ECE355 Understanding Behavior and Family Dynamics
May 20, 2012
When our children are born they are not given to us with instructions on what is the right way of parenting. The ways of parenting come in different forms, and as each child grows and develops different, parents raise each child differently. In this paper I will analyses two parenting styles, authoritarian and uninvolved parents. These two parenting styles are as different as night and day. In this paper we will learn just what the difference are and how they affect the child. Do these parenting styles affect the child’s behavior in the classroom? These are the questions that will be answered in the paper and in hopes that we can understand more about parenting and the effects on children. Parenting Styles They say that the hardest job in the world is being a parent, and I tend to agree with that statement. Parenting is a complex job that includes specific behaviors. These specific behaviors work individually and also together to help shape our children’s lives and what outcomes may be. There are many different things that we do as parents that influence our children, from reading a book with them, or spending time with them, or maybe watching them participate in extracurricular activities. All these things that we do will affect a child’s development. To love a child is to teach a child to love. Diana Baumrind’s concept of parenting, that parenting styles are used to capture normal variations in the parents attempt to control and socialize their children (Baumrind 1991). Even though parents may differ as how to discipline or teach their children and differ as to the extent at which occurs, one thing still remains; a parent’s primary goal is to influence, teach, and control their children (Darling 1999). As a parent we are consider to be either a responsive parent or a demanding parent. Parental responsiveness (also referred to as parental warmth or supportiveness) refers to "the extent to which parents intentionally foster individuality, self-regulation, and self-assertion by being attuned, supportive, and acquiescent to children’s special needs and demands" (Baumrind, 1991, p. 62). Parental demandingness (also referred to as behavioral control) refers to "the claims parents make on children to become integrated into the family whole, by their maturity demands, supervision, disciplinary efforts and willingness to confront the child who disobeys" (Baumrind, 1991, pp. 61-62). When we look at the two specific types of parenting styles authoritarian and uninvolved, we see that authoritarian is described as parents being highly demanding and directive, but the parents are not responsive. They expect to be obeyed without any explanations to the child, They provide the child with a well ordered and structured environment that has very clear rules that are not to be broken without consequences. These types of parents can be either intrusive in their child’s lives or non-intrusive. Uninvolved parents are low in their responsiveness to their children. They show very little in the way of interest in their child’s lives and also show very little to no attention to the child in the way of love and affection. This parenting style in the extreme can cause neglectful and often rejecting parents, even though most parents are found within the normal range of parenting. The difference between those two types of parenting is that one set, the authoritarian parent is involved too much in the child’s life where as an uninvolved parent’s do not seem to pay attention to what their child is doing. The parenting a child receives helps shapes their social skills, can affect their academic grades, psychosocial development and can cause behavior problems. Adolescents whose parents are authoritarian and demanding are often more socially competent than that of adolescents who parents are not involved in their lives. Adolescents of uninvolved perform poorly in school. Quite the opposite is the fact the authoritarian parents children often have lower self-esteem and higher depression rates but less behavior problems than children of uninvolved parents. The benefits of authoritarian parenting as well as the parenting of uninvolved parents will be evident throughout a child’s life from preschool through adolescence into early adulthood. Conclusion

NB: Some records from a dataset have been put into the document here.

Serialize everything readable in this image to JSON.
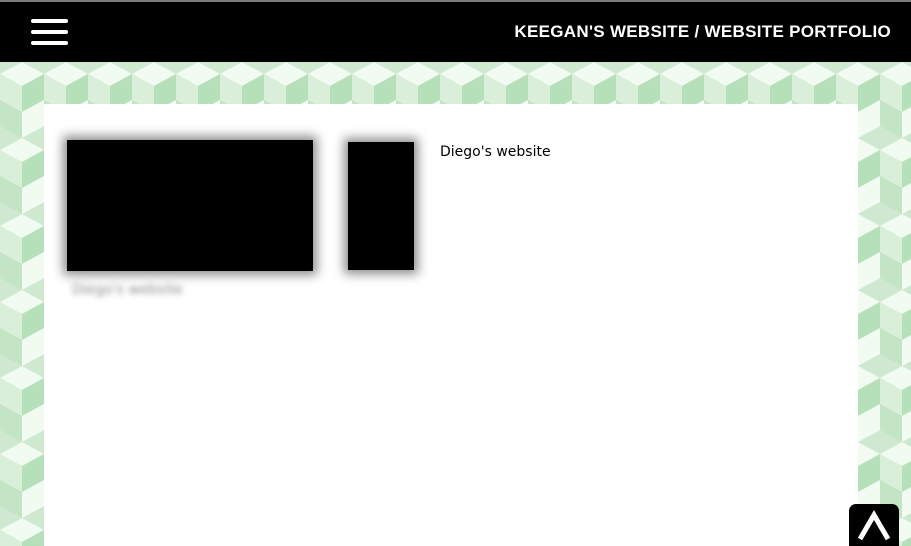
{
  "header": {
    "title": "KEEGAN'S WEBSITE / WEBSITE PORTFOLIO",
    "menu_icon": "hamburger-menu-icon"
  },
  "portfolio": {
    "items": [
      {
        "caption": "Diego's website",
        "link_text": "Diego's website"
      }
    ]
  },
  "footer": {
    "back_to_top_icon": "chevron-up-icon"
  },
  "colors": {
    "header_bg": "#000000",
    "pattern_light": "#f2fbf2",
    "pattern_mid": "#cfe9d0",
    "pattern_dark": "#b6e0b9",
    "panel_bg": "#ffffff"
  }
}
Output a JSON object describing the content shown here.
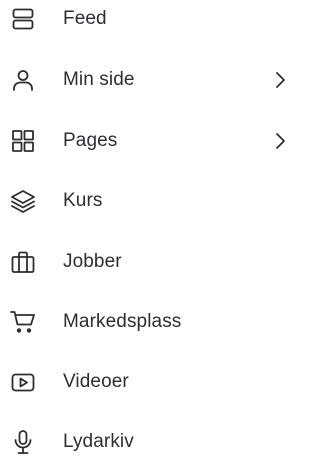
{
  "menu": {
    "items": [
      {
        "label": "Feed",
        "icon": "server-stack-icon",
        "has_submenu": false
      },
      {
        "label": "Min side",
        "icon": "user-icon",
        "has_submenu": true
      },
      {
        "label": "Pages",
        "icon": "grid-icon",
        "has_submenu": true
      },
      {
        "label": "Kurs",
        "icon": "layers-icon",
        "has_submenu": false
      },
      {
        "label": "Jobber",
        "icon": "briefcase-icon",
        "has_submenu": false
      },
      {
        "label": "Markedsplass",
        "icon": "shopping-cart-icon",
        "has_submenu": false
      },
      {
        "label": "Videoer",
        "icon": "video-play-icon",
        "has_submenu": false
      },
      {
        "label": "Lydarkiv",
        "icon": "microphone-icon",
        "has_submenu": false
      }
    ]
  },
  "colors": {
    "text": "#2b2f33",
    "background": "#ffffff"
  }
}
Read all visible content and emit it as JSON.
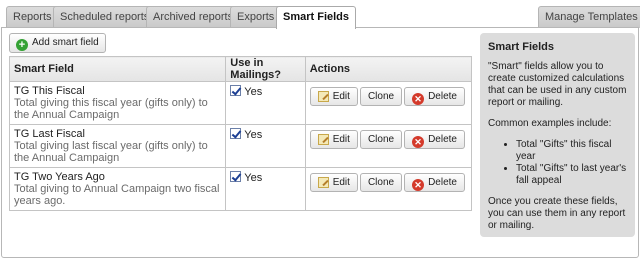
{
  "tabs": [
    {
      "label": "Reports",
      "active": false
    },
    {
      "label": "Scheduled reports",
      "active": false
    },
    {
      "label": "Archived reports",
      "active": false
    },
    {
      "label": "Exports",
      "active": false
    },
    {
      "label": "Smart Fields",
      "active": true
    }
  ],
  "manage_templates_label": "Manage Templates",
  "add_button_label": "Add smart field",
  "table": {
    "headers": {
      "field": "Smart Field",
      "use": "Use in Mailings?",
      "actions": "Actions"
    },
    "rows": [
      {
        "name": "TG This Fiscal",
        "description": "Total giving this fiscal year (gifts only) to the Annual Campaign",
        "use": "Yes",
        "use_checked": true
      },
      {
        "name": "TG Last Fiscal",
        "description": "Total giving last fiscal year (gifts only) to the Annual Campaign",
        "use": "Yes",
        "use_checked": true
      },
      {
        "name": "TG Two Years Ago",
        "description": "Total giving to Annual Campaign two fiscal years ago.",
        "use": "Yes",
        "use_checked": true
      }
    ],
    "action_labels": {
      "edit": "Edit",
      "clone": "Clone",
      "delete": "Delete"
    }
  },
  "aside": {
    "title": "Smart Fields",
    "intro": "\"Smart\" fields allow you to create customized calculations that can be used in any custom report or mailing.",
    "examples_heading": "Common examples include:",
    "examples": [
      "Total \"Gifts\" this fiscal year",
      "Total \"Gifts\" to last year's fall appeal"
    ],
    "footer": "Once you create these fields, you can use them in any report or mailing."
  },
  "icons": {
    "add": "plus-circle-icon",
    "edit": "pencil-icon",
    "delete": "x-circle-icon",
    "check": "checkbox-checked-icon"
  },
  "colors": {
    "add_icon": "#35a235",
    "delete_icon": "#d43a2b",
    "aside_bg": "#dcdcdc",
    "description_text": "#6b6b6b"
  }
}
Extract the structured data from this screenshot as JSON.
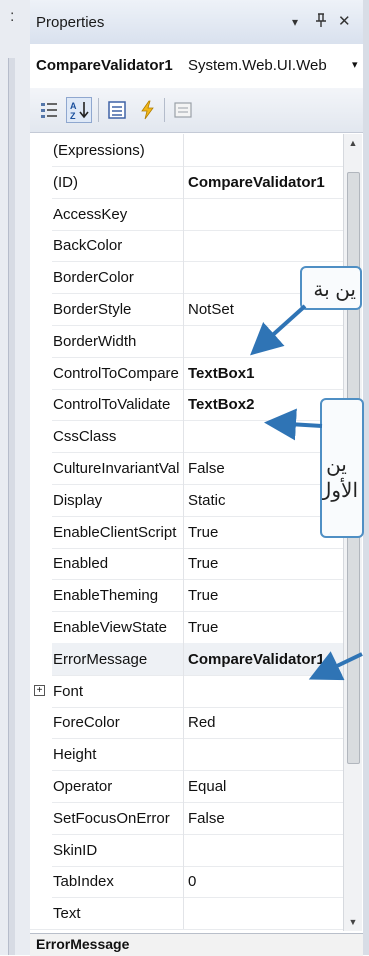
{
  "left_gutter": {
    "glyph": ":"
  },
  "window": {
    "title": "Properties",
    "dropdown_glyph": "▾",
    "pin_glyph": "ᚔ",
    "close_glyph": "✕"
  },
  "selector": {
    "object_name": "CompareValidator1",
    "object_type": "System.Web.UI.Web",
    "dropdown_glyph": "▾"
  },
  "toolbar": {
    "buttons": [
      {
        "name": "categorized",
        "icon": "categorized-icon"
      },
      {
        "name": "alphabetical",
        "icon": "sort-az-icon",
        "active": true
      },
      {
        "name": "properties",
        "icon": "properties-icon"
      },
      {
        "name": "events",
        "icon": "lightning-icon"
      },
      {
        "name": "property-pages",
        "icon": "property-pages-icon"
      }
    ]
  },
  "grid": {
    "rows": [
      {
        "name": "(Expressions)",
        "value": ""
      },
      {
        "name": "(ID)",
        "value": "CompareValidator1",
        "bold": true
      },
      {
        "name": "AccessKey",
        "value": ""
      },
      {
        "name": "BackColor",
        "value": ""
      },
      {
        "name": "BorderColor",
        "value": ""
      },
      {
        "name": "BorderStyle",
        "value": "NotSet"
      },
      {
        "name": "BorderWidth",
        "value": ""
      },
      {
        "name": "ControlToCompare",
        "value": "TextBox1",
        "bold": true
      },
      {
        "name": "ControlToValidate",
        "value": "TextBox2",
        "bold": true
      },
      {
        "name": "CssClass",
        "value": ""
      },
      {
        "name": "CultureInvariantValues",
        "value": "False"
      },
      {
        "name": "Display",
        "value": "Static"
      },
      {
        "name": "EnableClientScript",
        "value": "True"
      },
      {
        "name": "Enabled",
        "value": "True"
      },
      {
        "name": "EnableTheming",
        "value": "True"
      },
      {
        "name": "EnableViewState",
        "value": "True"
      },
      {
        "name": "ErrorMessage",
        "value": "CompareValidator1",
        "bold": true,
        "selected": true
      },
      {
        "name": "Font",
        "value": "",
        "expander": "+"
      },
      {
        "name": "ForeColor",
        "value": "Red"
      },
      {
        "name": "Height",
        "value": ""
      },
      {
        "name": "Operator",
        "value": "Equal"
      },
      {
        "name": "SetFocusOnError",
        "value": "False"
      },
      {
        "name": "SkinID",
        "value": ""
      },
      {
        "name": "TabIndex",
        "value": "0"
      },
      {
        "name": "Text",
        "value": ""
      }
    ]
  },
  "scrollbar": {
    "up_glyph": "▲",
    "down_glyph": "▼"
  },
  "description": {
    "title": "ErrorMessage"
  },
  "callouts": [
    {
      "text": "ين بة"
    },
    {
      "text": "ين\nالأول"
    }
  ],
  "colors": {
    "callout_border": "#4f8fc4",
    "arrow": "#2f74b5"
  }
}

Parental responsiveness and parental demanding are both components of good parenting and both parenting styles are a part of a child life in varying degrees and environments. They reach across all types of socioeconomic and diverse communities of children. Authoritative parenting is the most consistent in building a child’s confidence in themselves and the world around them from childhood to early adulthood. No matter how we choose to raise are children we must remember that our chose of parenting will affect the child for the rest of life.

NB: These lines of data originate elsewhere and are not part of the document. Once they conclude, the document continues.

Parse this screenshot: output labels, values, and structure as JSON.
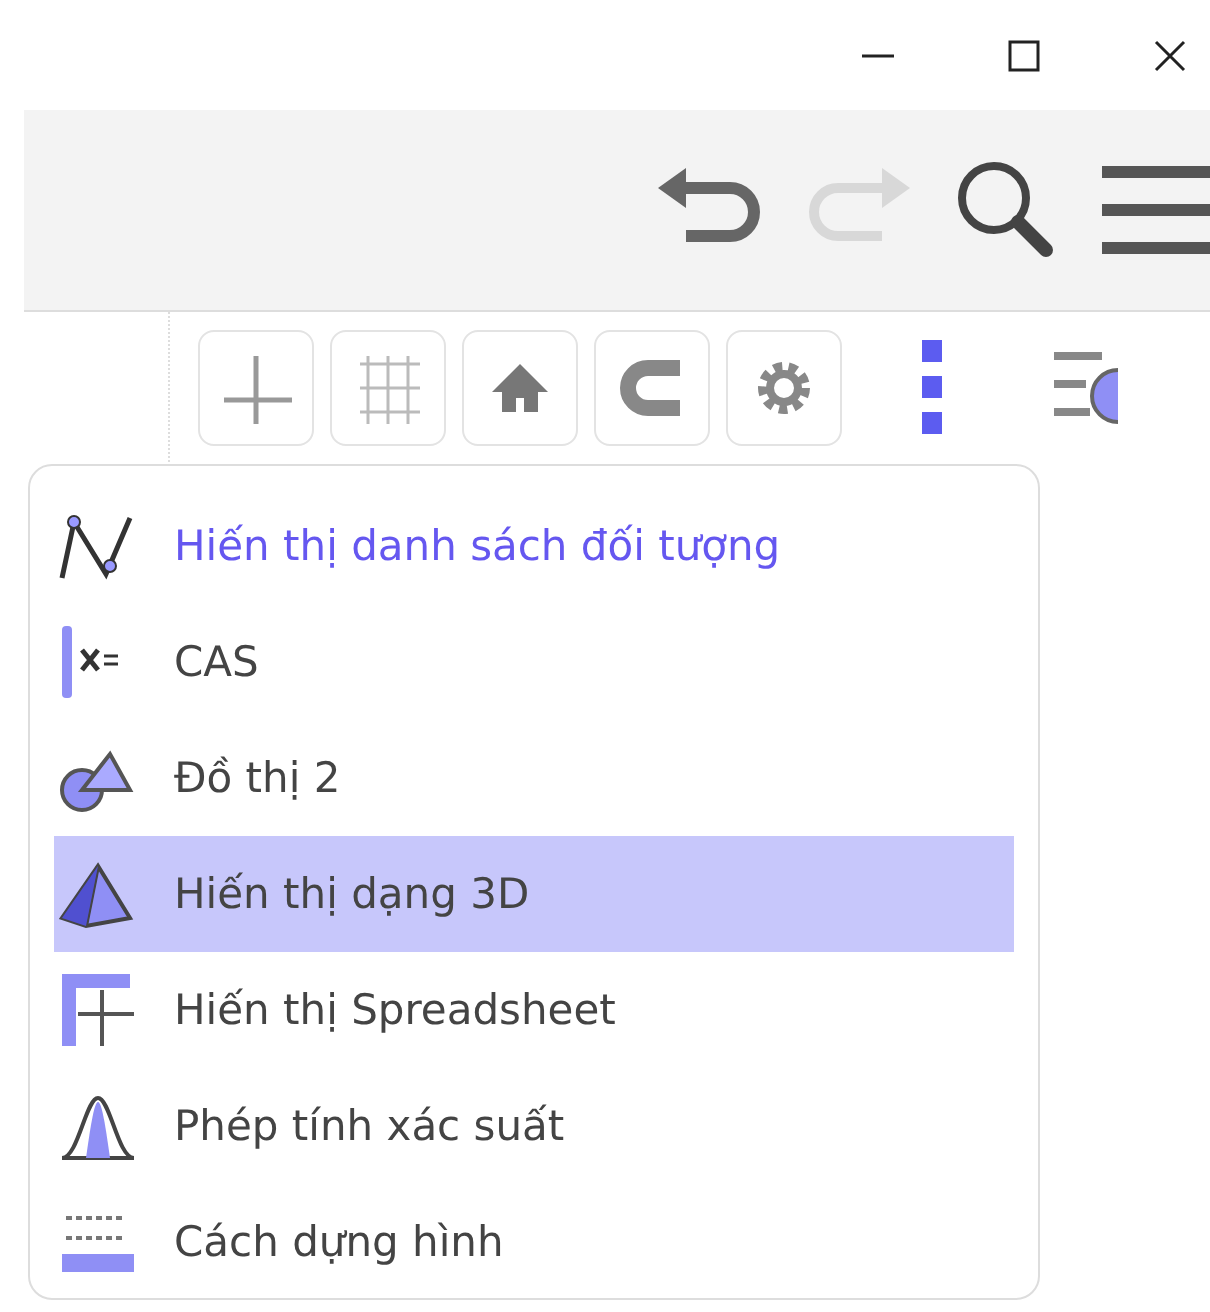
{
  "toolbar": {
    "buttons": [
      {
        "kind": "undo",
        "disabled": false
      },
      {
        "kind": "redo",
        "disabled": true
      },
      {
        "kind": "search",
        "disabled": false
      },
      {
        "kind": "menu",
        "disabled": false
      }
    ]
  },
  "style_bar": {
    "buttons": [
      {
        "kind": "axes"
      },
      {
        "kind": "grid"
      },
      {
        "kind": "home"
      },
      {
        "kind": "magnet"
      },
      {
        "kind": "gear"
      }
    ],
    "more_open": true
  },
  "view_menu": {
    "items": [
      {
        "kind": "algebra",
        "label": "Hiến thị danh sách đối tượng",
        "emphasized": true,
        "selected": false
      },
      {
        "kind": "cas",
        "label": "CAS",
        "emphasized": false,
        "selected": false
      },
      {
        "kind": "graphics2",
        "label": "Đồ thị 2",
        "emphasized": false,
        "selected": false
      },
      {
        "kind": "pyramid",
        "label": "Hiến thị dạng 3D",
        "emphasized": false,
        "selected": true
      },
      {
        "kind": "spreadsheet",
        "label": "Hiến thị Spreadsheet",
        "emphasized": false,
        "selected": false
      },
      {
        "kind": "probability",
        "label": "Phép tính xác suất",
        "emphasized": false,
        "selected": false
      },
      {
        "kind": "construction",
        "label": "Cách dựng hình",
        "emphasized": false,
        "selected": false
      }
    ]
  }
}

References Baumrind, D. (1991). The influence of parenting style on adolescent competence and substance use. Journal of Early Adolescence, 11(1), 56-95. Darling, N., & Steinberg, L. (1993). Parenting style as context: An integrative model. Psychological Bulletin, 113(3), 487-496 Darling, N. (1999). Clearing House on Elementary and Early Childhood Education: Parenting Styles. Retrieved on May 20, 2012 from http://www.athealth.com/Practitioner/ceduc/parentingstyles.html